Assam-based swimmer Elvis Ali Hazarika on Friday completed a 12-hour swim in the mighty Brahmaputra river.
According to the swimmer, this was the longest swim till date in the Brahmaputra river, known for its strong currents.
Having completed the swim, Hazarika said that he began at 5 am in the morning and swam till 5 pm in the evening.
Meanwhile, the swimmer was partnered on this task by Rimo Saha.
Elvin Ali Hazarika informed via a message, “Completed my 12 hour swim in the Brahmaputra river. Swam from 5AM in the morning till 5PM in the evening, with my swim partner Rimo Saha.”
“Longest swim till date in the mighty river,” he added.
Earlier in September last year, the popular Assamese natator Elvis Ali Hazarika became the first swimmer from Northeast India to cross the North Channel.
By crossing the strait between north-eastern Northern Ireland and south-western Scotland, Hazarika also became the oldest swimmer from India to do so. Elvis Ali Hazarika clocked a time of 14 hours and 38 minutes treading the waters of the North Channel.
In a message, Hazarika said, “I have been waiting for this day since a long time. After a lot of efforts and hours of pushing myself to work harder, every day, I successfully have become the first Assamese to cross the North Channel by swimming it in Relay Northern Ireland to Scotland.”
“We had to go through a lot of challenges. Specially, the huge Jellyfish that were accompanying us all the way! We are the first Asian Relay team to cross the North Channel and I am the first oldest swimmer from India to have crossed the North Channel to clock a time of 14hrs 38mins,” he added.
In March 2022, Elvis Ali Hazarika became the first individual from North East India to cover the Indo Arabian Gateway Mumbai Circle swim with his relay team.
Hazarika covered the entire length of 200 kilometers by swimming with a record time of 50 hours.
Having accomplished this feat, Hazarika had said, “Today, I have achieved a milestone as I’ve completed the biggest swim of my open water swimming career.”
According to Hazarika, the journey wasn’t easy as he had to swim along big fishes, jelly fishes, snakes and dolphins in the Arabian Sea. He also had to swim against the swift current in certain parts.
Hazarika said, “The creek was very dangerous usually at night. It was certainly very exhausting, but I along with my teammates did our best.”
“I would like to thank the Maharashtra Swimming Association, the Government of Maharashtra and Mumbai Police for their cooperation. Without them, this swim would not have been possible,” Hazarika added.

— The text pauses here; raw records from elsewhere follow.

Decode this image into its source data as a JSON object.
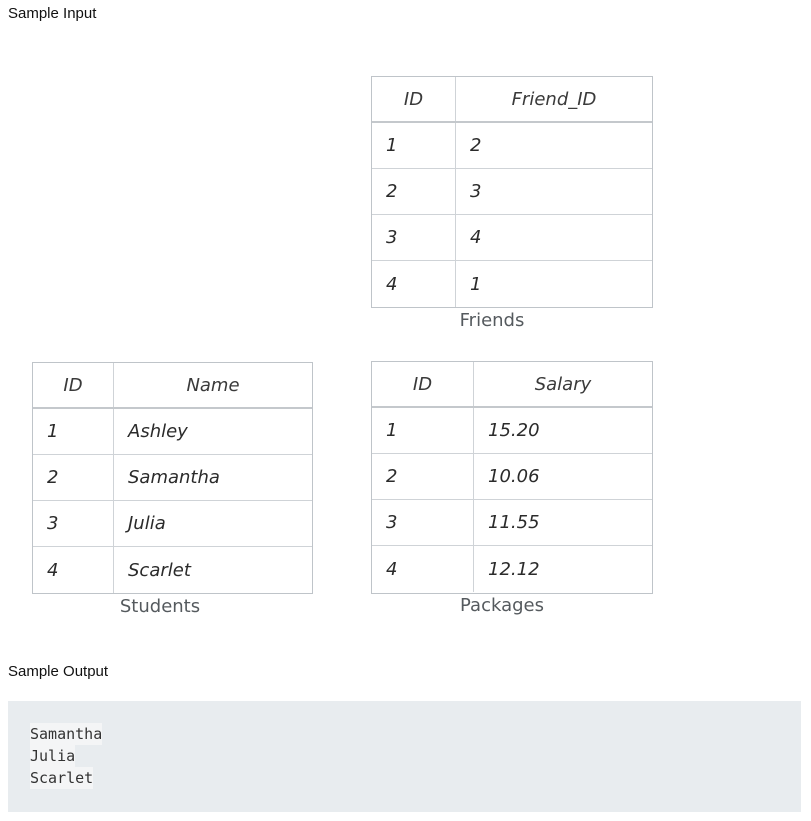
{
  "sample_input_heading": "Sample Input",
  "sample_output_heading": "Sample Output",
  "friends": {
    "caption": "Friends",
    "headers": [
      "ID",
      "Friend_ID"
    ],
    "rows": [
      [
        "1",
        "2"
      ],
      [
        "2",
        "3"
      ],
      [
        "3",
        "4"
      ],
      [
        "4",
        "1"
      ]
    ]
  },
  "students": {
    "caption": "Students",
    "headers": [
      "ID",
      "Name"
    ],
    "rows": [
      [
        "1",
        "Ashley"
      ],
      [
        "2",
        "Samantha"
      ],
      [
        "3",
        "Julia"
      ],
      [
        "4",
        "Scarlet"
      ]
    ]
  },
  "packages": {
    "caption": "Packages",
    "headers": [
      "ID",
      "Salary"
    ],
    "rows": [
      [
        "1",
        "15.20"
      ],
      [
        "2",
        "10.06"
      ],
      [
        "3",
        "11.55"
      ],
      [
        "4",
        "12.12"
      ]
    ]
  },
  "sample_output_lines": [
    "Samantha",
    "Julia",
    "Scarlet"
  ]
}
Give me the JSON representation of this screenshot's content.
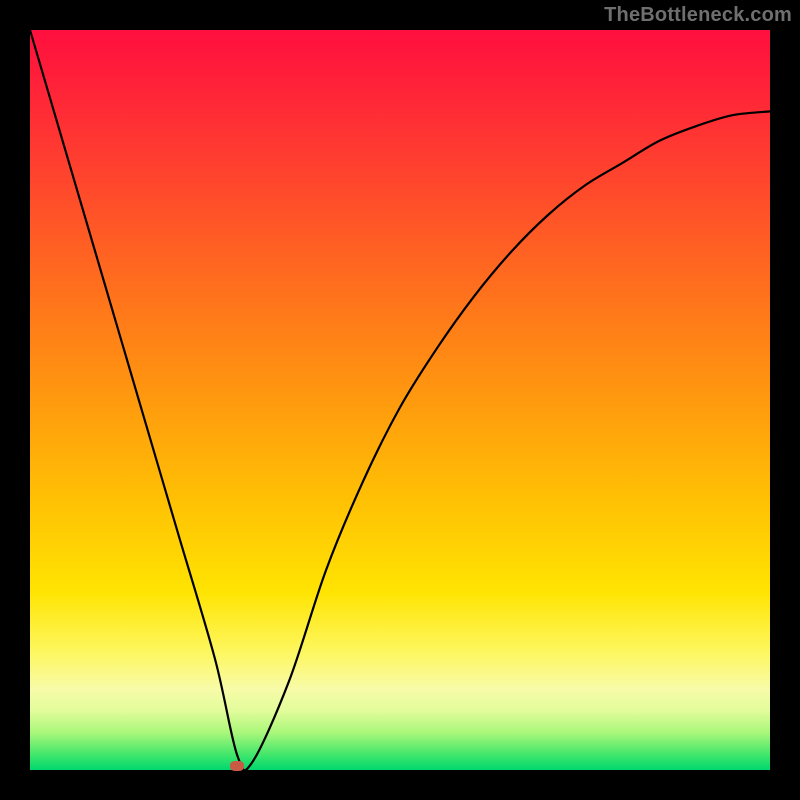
{
  "watermark": "TheBottleneck.com",
  "chart_data": {
    "type": "line",
    "title": "",
    "xlabel": "",
    "ylabel": "",
    "xlim": [
      0,
      100
    ],
    "ylim": [
      0,
      100
    ],
    "grid": false,
    "legend": false,
    "series": [
      {
        "name": "curve",
        "x": [
          0,
          5,
          10,
          15,
          20,
          25,
          28,
          30,
          35,
          40,
          45,
          50,
          55,
          60,
          65,
          70,
          75,
          80,
          85,
          90,
          95,
          100
        ],
        "y": [
          100,
          83,
          66,
          49,
          32,
          15,
          2,
          1,
          12,
          27,
          39,
          49,
          57,
          64,
          70,
          75,
          79,
          82,
          85,
          87,
          88.5,
          89
        ]
      }
    ],
    "marker": {
      "x": 28,
      "y": 0.5
    },
    "background_gradient": {
      "direction": "vertical",
      "stops": [
        {
          "pos": 0,
          "color": "#ff0f3e"
        },
        {
          "pos": 18,
          "color": "#ff3f2f"
        },
        {
          "pos": 48,
          "color": "#ff9410"
        },
        {
          "pos": 76,
          "color": "#ffe402"
        },
        {
          "pos": 92,
          "color": "#e2fc9b"
        },
        {
          "pos": 100,
          "color": "#00d86f"
        }
      ]
    }
  }
}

Expressing his gratitude to the people of Assam, the swimmer said, “I also thank each and every person from my motherland for always blessing and supporting me.”